Bitcoin's slide erased $90 billion in market value. What to consider
Bitcoin’s slide erased $90 billion in market value. What to consider
In this article
BCH.CB= TSLA Chris Ratcliffe/Bloomberg via Getty Images Bitcoin is falling, again.
The popular cryptocurrency slumped as much as 5% Tuesday, falling below the key $30,000 level for the first time since June 22, according to data from CoinMarketCap.
Other cryptocurrencies were also dragged lower. Ether slid as much as 6%, while XRP dropped as much as 9%. The negative price action wiped nearly $90 billion in value from the cryptocurrency market.
The rout in digital coins follows the stock market’s tumble Monday, when all three major U.S. indices ended the day lower on fears that a resurgence of Covid-19 would halt the economic recovery. A day later, stocks rebounded in the morning and recovered some losses.
Bitcoin, however, has been on a downward spiral since April, when it hit an all-time high of nearly $65,000. Since, the cryptocurrency has fallen more than 50% and nearly erased all of its year-to-date gains.
Extreme and sometimes unpredictable movements up and down are relatively common for cryptocurrency, and will likely continue.
“The only thing I can expect for sure is volatility,” said David Yermack, a professor of finance at New York University Stern School of Business. “From day one, this has been a risky investment for people.”
10 work-from-home jobs that pay six figures
If you plan to quit, here’s what career experts say you should do
Has the 4-day workweek’s time come? Some predict it will catch on
Bitcoin has seen both astronomical growth over the last decade and major selloffs at various points in between. Although many bulls point to its past performance as a sign that the cryptocurrency will continue to surge in the future, that might not happen, according to Yermack.
“It’s a purely speculative asset,” he said.
Only invest what you’re willing to lose VIDEO 1:34 01:34 Bitcoin erases 2021 gains, falls below $30,000 Squawk on the Street Financial experts generally advise that people looking to invest in bitcoin allocate just a small amount of their portfolio due to its volatile nature.
“People should only invest really what they’re willing to lose,” said Daniel Polotsky, CEO of CoinFlip, one of the largest bitcoin ATM companies in the U.S.
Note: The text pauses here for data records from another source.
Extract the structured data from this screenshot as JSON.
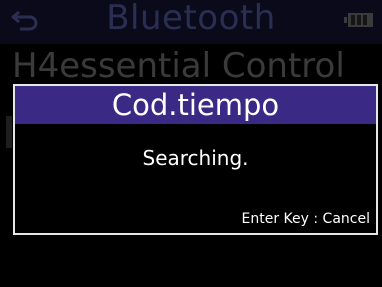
{
  "background_screen": {
    "title": "Bluetooth",
    "item": "H4essential Control",
    "back_icon": "back-arrow-icon",
    "battery_icon": "battery-icon"
  },
  "dialog": {
    "title": "Cod.tiempo",
    "message": "Searching.",
    "hint": "Enter Key : Cancel"
  },
  "colors": {
    "dialog_header": "#3b2a85",
    "dimmed_header_text": "#2a2f52",
    "dimmed_item_text": "#3a3a3a",
    "dialog_border": "#e6e6e6"
  }
}
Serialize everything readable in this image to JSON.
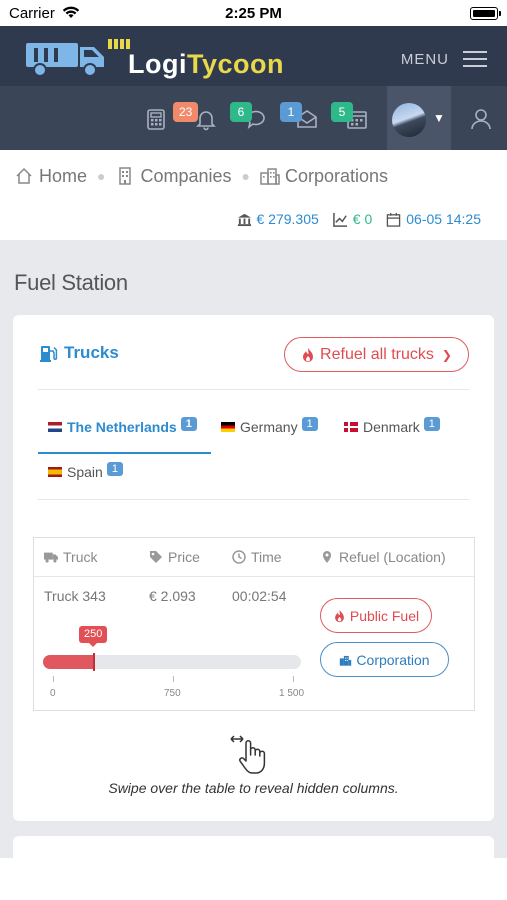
{
  "status_bar": {
    "carrier": "Carrier",
    "time": "2:25 PM"
  },
  "topnav": {
    "app_name": "LogiTycoon",
    "app_name_part1": "Logi",
    "app_name_part2": "Tycoon",
    "menu_label": "MENU"
  },
  "subnav": {
    "badges": {
      "notifications": "23",
      "messages": "6",
      "mail": "1",
      "calendar": "5"
    },
    "colors": {
      "notifications": "#f08a6b",
      "messages": "#2fb98a",
      "mail": "#5b9bd5",
      "calendar": "#2fb98a"
    }
  },
  "breadcrumb": {
    "home": "Home",
    "companies": "Companies",
    "corporations": "Corporations"
  },
  "stats": {
    "money": "€ 279.305",
    "income": "€ 0",
    "datetime": "06-05 14:25"
  },
  "page_title": "Fuel Station",
  "trucks_section": {
    "title": "Trucks",
    "refuel_all_label": "Refuel all trucks",
    "tabs": [
      {
        "label": "The Netherlands",
        "count": "1"
      },
      {
        "label": "Germany",
        "count": "1"
      },
      {
        "label": "Denmark",
        "count": "1"
      },
      {
        "label": "Spain",
        "count": "1"
      }
    ],
    "table": {
      "headers": {
        "truck": "Truck",
        "price": "Price",
        "time": "Time",
        "refuel": "Refuel (Location)"
      },
      "row": {
        "truck": "Truck 343",
        "price": "€ 2.093",
        "time": "00:02:54",
        "slider_value": "250",
        "slider_value_num": 250,
        "slider_min": 0,
        "slider_max": 1500,
        "ticks": [
          "0",
          "750",
          "1 500"
        ],
        "public_fuel_label": "Public Fuel",
        "corporation_label": "Corporation"
      }
    },
    "swipe_hint": "Swipe over the table to reveal hidden columns."
  },
  "colors": {
    "accent_blue": "#2d8bd0",
    "accent_red": "#e04b50",
    "navbar": "#2f3a4f",
    "logo_yellow": "#e8d84a"
  }
}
He added that people near retirement, those who will need the money near term or people who are looking to trade frequently to make a profit may want to reconsider bitcoin as an asset for such goals.
“Maybe there are more opportunities to make money because it’s so volatile, but it can get very addicting very quickly to start trading back and forth,” he said. “And, most of the people that do that lose money.”
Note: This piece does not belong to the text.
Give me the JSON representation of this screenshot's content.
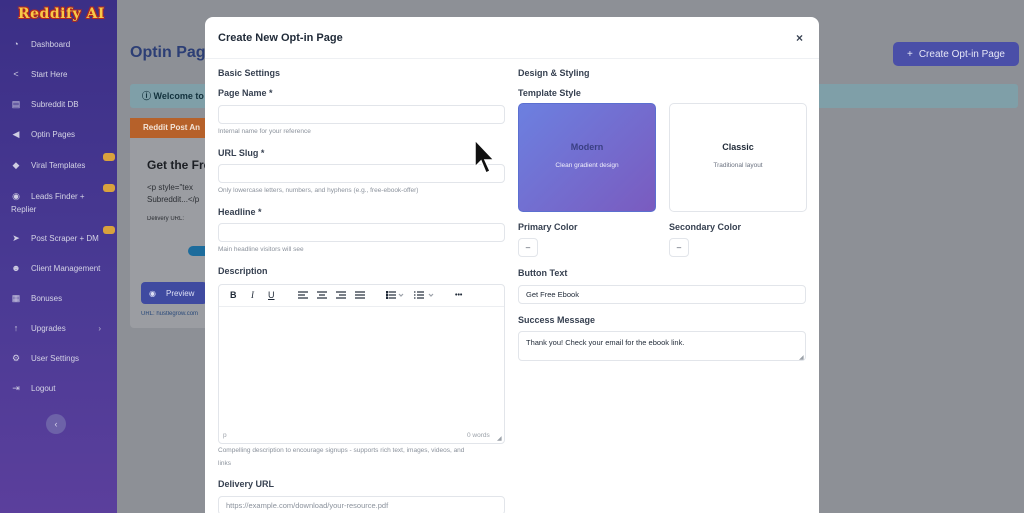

People should only invest really what they’re willing to lose. Daniel Polotsky CEO, CoinFlip If you are going to assign part of your portfolio to a speculative asset like bitcoin, take a disciplined approach and impose rules for buying and selling, said David Sacco, an economics professor at the University of New Haven.
“You can get experience and not blow yourself up in the process,” he said.
Buy for the long-term To be sure, there are many bulls who see bitcoin exploding in value in the future as adoption continues.
For those determined to hold bitcoin for the long run, a selloff after hitting a record high is not a huge concern, and is even an opportunity to buy more cryptocurrency at a discount.
Those who want to invest in bitcoin should assess where they stand with other personal finance and investing goals to determine if they have some extra money to put into a risky asset.
If you do, then it’s fine to put some money in bitcoin, and to buy on a day when it’s down, said Anjali Jariwala, a certified financial planner, CPA and founder of Fit Advisors in Torrance, California.
“Throw some money into it and kind of let it stay in there and season for a while,” she said. “Just so you’re not making decisions every time there’s a fluctuation in price, which at this point happens every few days.”
How much money you need to save per paycheck to max out your IRA in 2021 and reach three other big New Year’s resolutions .